  2. Questioning • Second most widely used teaching strategy • Some teachers used as many as 150 questions per hour • Average was 395 questions a day • 71% were factual • 29% required thought

  3. Bloom’s Taxonomy • Knowledge – to know about • Comprehension – to understand • Application – to use knowledge & understanding • Analysis – to break down • Synthesis – to combine, to create • Evaluation – to judge

  4. Convergent Questions • Knowledge and Comprehension levels • Low level • Encourage student responses to converge or focus on a special theme • Short, factual answers

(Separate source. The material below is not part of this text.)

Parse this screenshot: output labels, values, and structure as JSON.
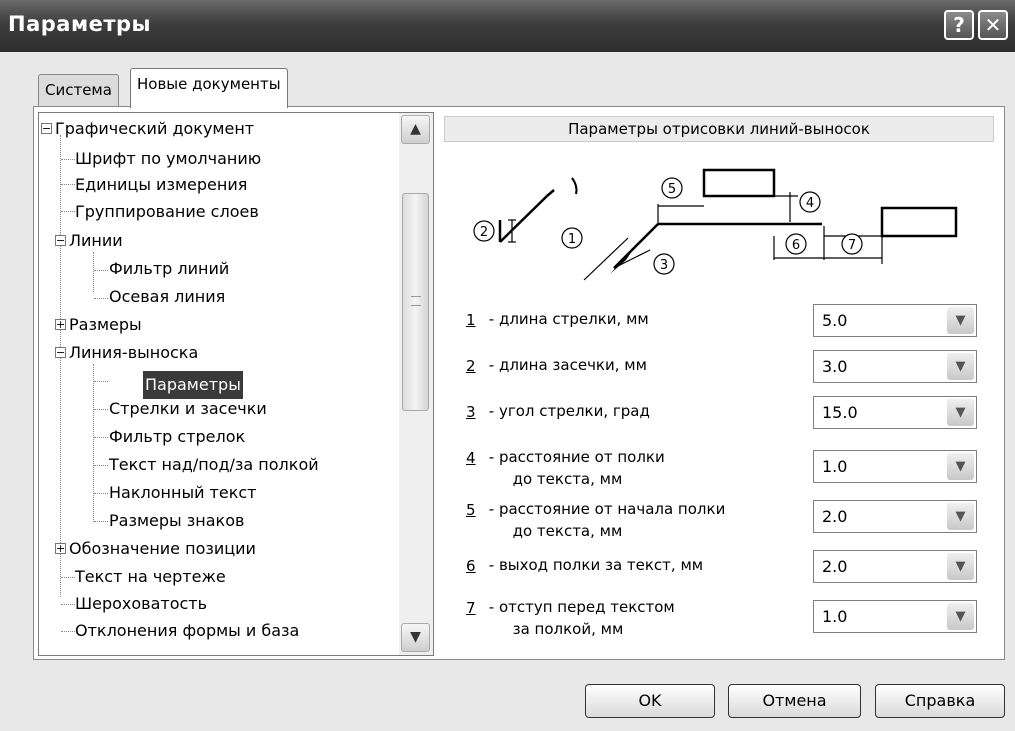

  5. Convergent Examples • What did the witch give Snow White? • Where did apprenticeships originate?

  6. Divergent Questions • Application, Analysis, & Synthesis levels • Higher level questions • Questions that evoke student responses that may vary greatly • Longer student responses usually needed • Seldom determined to be write or wrong • More than one way to answer

  7. Divergent Examples • What would happen in a school if it had no rules? • How does the environment affect human behavior?

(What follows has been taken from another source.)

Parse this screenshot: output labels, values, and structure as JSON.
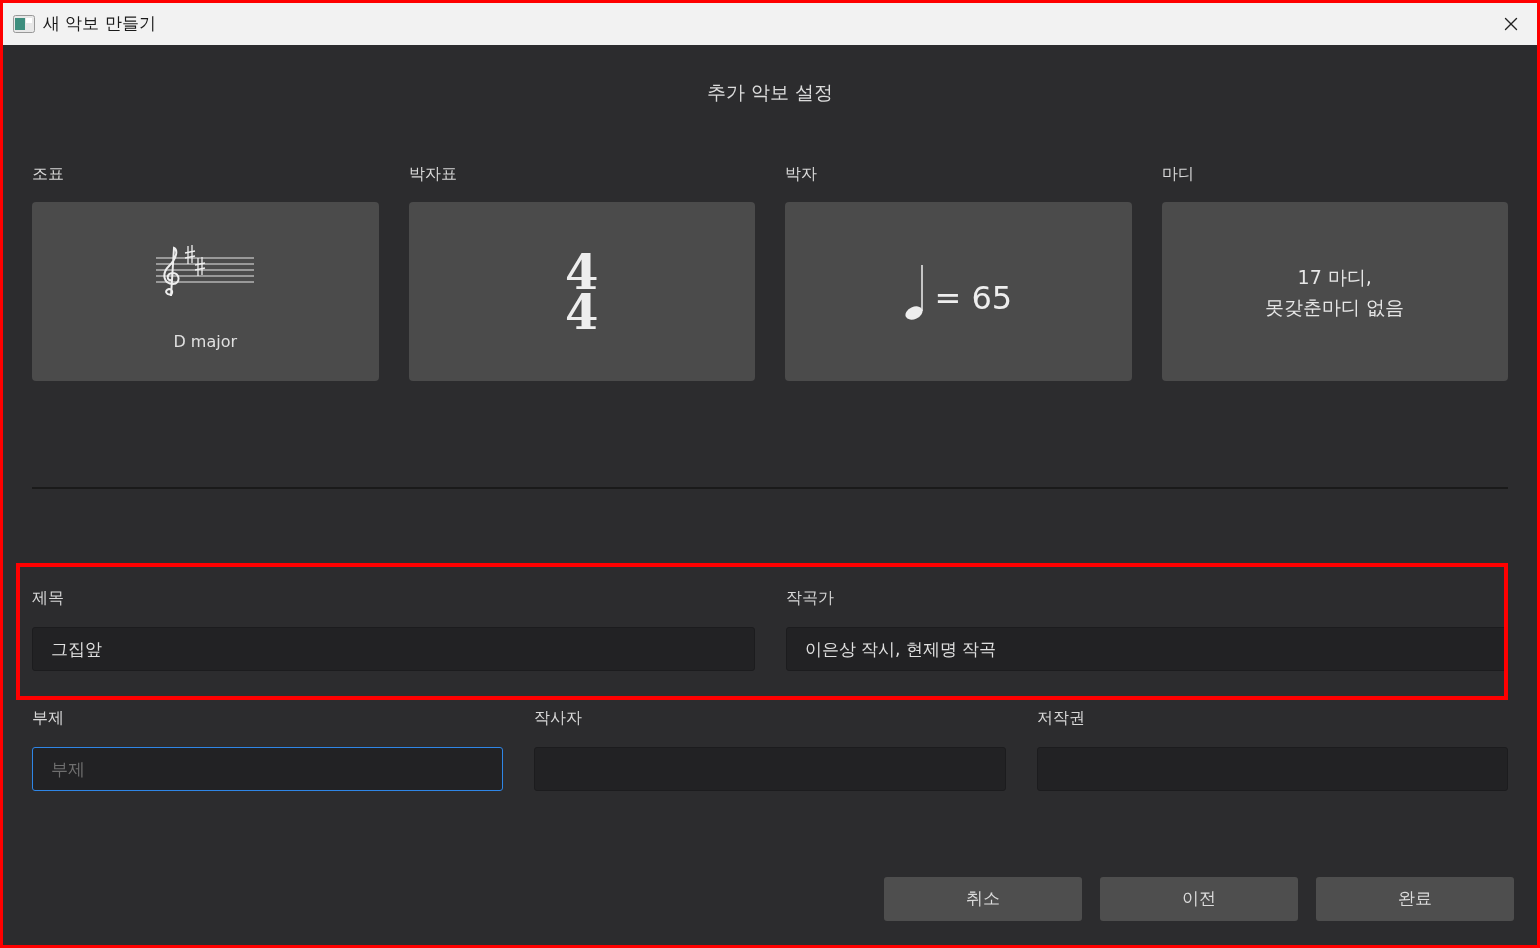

  8. Evaluative Questions • Evaluation level • Questions that ask for judgment • No right or wrong answers

  9. Evaluative Examples • Is the world a better place because of computers? • What should Snow White have done when she received the apple?

  10. Questioning Procedure • Ask • Pause (3 to 5 seconds) • Call on someone • Listen to response • Emphasize correct answer

  11. Encouraging Responses • Maintain a positive, friendly environment • Be generous with positive feedback • Offer some easy to answer questions • Allow for making mistakes as a way of learning • Make a game out of asking/answering questions (teams)

  12. Encouraging Responses • Draw cards out of hat for random names • Give students questions the day before • Balance responses from volunteers and non-volunteers • Avoid being sarcastic or punishing • Watch your nonverbal cues • Try to make them feel successful

  13. Prompts • Supply prompts to encourage responses • That’s a good description of the first part. Now what about . . .? • Yes, that’s part of the answer. Tell me more. • That’s the basic idea. Can you expand on that? • Okay. Continue.

  14. Handling Wrong Answers • Think about that again. Then take another try. • Can you tell us how you got your answer? • You’ve got the first part right. • Tell me more about your answer. • That’s a very unique way of looking at things.